**Data to use**.
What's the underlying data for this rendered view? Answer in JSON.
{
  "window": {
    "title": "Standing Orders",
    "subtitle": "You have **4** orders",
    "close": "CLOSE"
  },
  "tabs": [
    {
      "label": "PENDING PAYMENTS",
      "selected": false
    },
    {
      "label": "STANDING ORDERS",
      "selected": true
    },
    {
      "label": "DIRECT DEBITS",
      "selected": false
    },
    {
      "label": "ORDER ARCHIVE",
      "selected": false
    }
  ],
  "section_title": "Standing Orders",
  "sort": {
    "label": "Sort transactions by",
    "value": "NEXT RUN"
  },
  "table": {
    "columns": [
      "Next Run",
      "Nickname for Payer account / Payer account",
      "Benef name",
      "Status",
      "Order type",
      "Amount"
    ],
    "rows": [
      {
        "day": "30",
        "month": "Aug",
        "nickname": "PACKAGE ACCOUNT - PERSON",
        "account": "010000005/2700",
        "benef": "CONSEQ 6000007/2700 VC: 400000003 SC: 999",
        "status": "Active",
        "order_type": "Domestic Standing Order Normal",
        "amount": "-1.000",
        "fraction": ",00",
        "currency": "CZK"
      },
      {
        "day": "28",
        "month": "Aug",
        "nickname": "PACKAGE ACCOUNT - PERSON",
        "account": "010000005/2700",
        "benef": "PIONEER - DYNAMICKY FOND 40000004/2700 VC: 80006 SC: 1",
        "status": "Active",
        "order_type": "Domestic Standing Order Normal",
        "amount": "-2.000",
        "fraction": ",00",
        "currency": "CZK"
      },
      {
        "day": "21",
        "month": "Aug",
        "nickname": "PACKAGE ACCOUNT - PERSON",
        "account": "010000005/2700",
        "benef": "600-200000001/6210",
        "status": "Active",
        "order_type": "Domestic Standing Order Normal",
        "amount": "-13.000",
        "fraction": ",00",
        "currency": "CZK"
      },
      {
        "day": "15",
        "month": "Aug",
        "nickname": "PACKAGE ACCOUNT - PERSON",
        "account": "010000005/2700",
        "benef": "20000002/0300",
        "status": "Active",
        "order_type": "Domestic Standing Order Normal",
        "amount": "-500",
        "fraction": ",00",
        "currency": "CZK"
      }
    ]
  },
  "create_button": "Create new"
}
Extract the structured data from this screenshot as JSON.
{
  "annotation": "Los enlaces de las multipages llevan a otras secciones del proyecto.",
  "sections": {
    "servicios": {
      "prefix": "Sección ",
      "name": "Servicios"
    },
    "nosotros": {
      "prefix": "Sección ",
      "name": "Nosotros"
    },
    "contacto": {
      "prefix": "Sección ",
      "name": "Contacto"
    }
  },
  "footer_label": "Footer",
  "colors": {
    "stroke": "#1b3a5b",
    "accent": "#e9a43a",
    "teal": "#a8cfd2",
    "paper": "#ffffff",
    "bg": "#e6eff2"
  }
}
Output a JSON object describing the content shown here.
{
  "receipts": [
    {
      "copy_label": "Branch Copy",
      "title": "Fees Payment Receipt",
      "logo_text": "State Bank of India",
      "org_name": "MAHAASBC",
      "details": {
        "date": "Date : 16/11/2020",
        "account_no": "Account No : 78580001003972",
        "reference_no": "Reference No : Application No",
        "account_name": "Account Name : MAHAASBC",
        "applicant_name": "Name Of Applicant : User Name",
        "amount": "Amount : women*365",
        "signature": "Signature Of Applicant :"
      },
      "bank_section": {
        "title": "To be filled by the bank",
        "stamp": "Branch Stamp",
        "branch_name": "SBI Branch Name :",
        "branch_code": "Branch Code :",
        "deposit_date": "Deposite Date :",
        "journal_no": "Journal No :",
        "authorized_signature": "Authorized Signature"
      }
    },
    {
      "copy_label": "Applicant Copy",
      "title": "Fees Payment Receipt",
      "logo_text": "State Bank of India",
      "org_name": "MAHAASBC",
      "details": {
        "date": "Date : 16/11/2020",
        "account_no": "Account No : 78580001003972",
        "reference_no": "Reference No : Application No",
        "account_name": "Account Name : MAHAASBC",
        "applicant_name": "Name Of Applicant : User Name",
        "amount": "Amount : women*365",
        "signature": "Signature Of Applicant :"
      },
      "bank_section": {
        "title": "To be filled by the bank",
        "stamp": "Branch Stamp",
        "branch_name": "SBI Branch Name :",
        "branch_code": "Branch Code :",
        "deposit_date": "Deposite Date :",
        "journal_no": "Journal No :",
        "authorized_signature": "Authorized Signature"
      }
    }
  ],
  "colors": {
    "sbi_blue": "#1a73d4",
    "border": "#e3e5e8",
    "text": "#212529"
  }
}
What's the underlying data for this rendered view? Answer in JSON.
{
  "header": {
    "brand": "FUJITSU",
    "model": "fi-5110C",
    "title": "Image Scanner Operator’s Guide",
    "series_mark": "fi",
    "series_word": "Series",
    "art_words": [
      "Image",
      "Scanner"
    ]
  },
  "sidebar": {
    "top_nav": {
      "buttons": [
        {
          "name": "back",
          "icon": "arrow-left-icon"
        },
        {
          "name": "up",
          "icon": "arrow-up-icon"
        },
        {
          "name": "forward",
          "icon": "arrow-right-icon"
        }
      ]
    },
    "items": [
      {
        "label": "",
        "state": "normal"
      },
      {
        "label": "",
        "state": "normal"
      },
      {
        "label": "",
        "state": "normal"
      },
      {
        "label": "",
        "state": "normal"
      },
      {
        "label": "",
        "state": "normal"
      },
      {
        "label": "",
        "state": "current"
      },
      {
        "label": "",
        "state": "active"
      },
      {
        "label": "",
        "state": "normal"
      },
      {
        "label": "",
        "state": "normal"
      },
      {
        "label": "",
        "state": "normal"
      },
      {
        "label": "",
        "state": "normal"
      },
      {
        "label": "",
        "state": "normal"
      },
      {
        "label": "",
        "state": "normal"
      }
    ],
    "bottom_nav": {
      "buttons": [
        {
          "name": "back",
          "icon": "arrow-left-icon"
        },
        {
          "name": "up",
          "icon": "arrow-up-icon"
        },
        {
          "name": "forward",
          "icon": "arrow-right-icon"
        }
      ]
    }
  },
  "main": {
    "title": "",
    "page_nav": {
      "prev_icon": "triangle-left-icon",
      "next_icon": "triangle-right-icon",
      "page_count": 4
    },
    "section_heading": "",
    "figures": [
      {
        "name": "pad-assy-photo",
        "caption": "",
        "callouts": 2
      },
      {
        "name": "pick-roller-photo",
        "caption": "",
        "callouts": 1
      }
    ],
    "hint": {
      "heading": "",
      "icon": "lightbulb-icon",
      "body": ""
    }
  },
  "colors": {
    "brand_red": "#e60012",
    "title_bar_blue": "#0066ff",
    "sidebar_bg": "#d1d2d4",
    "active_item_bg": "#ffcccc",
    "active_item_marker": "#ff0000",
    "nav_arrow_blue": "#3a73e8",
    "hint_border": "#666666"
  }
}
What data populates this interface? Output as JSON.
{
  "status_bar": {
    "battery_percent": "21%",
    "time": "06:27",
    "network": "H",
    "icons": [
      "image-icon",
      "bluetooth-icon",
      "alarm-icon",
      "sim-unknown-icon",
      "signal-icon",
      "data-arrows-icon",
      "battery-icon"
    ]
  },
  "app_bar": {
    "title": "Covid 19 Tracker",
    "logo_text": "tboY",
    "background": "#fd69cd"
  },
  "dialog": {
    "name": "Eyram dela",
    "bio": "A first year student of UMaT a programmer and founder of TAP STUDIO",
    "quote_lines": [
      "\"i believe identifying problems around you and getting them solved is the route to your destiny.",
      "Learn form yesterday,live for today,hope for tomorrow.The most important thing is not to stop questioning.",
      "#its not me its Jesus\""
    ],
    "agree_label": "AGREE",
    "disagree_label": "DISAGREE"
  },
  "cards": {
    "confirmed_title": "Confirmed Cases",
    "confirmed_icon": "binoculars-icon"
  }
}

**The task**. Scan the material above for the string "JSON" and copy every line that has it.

**Reply**.
What's the underlying data for this rendered view? Answer in JSON.
Extract the structured data from this screenshot as JSON.
Output a JSON object describing the content shown here.
What's the underlying data for this rendered view? Answer in JSON.
What data populates this interface? Output as JSON.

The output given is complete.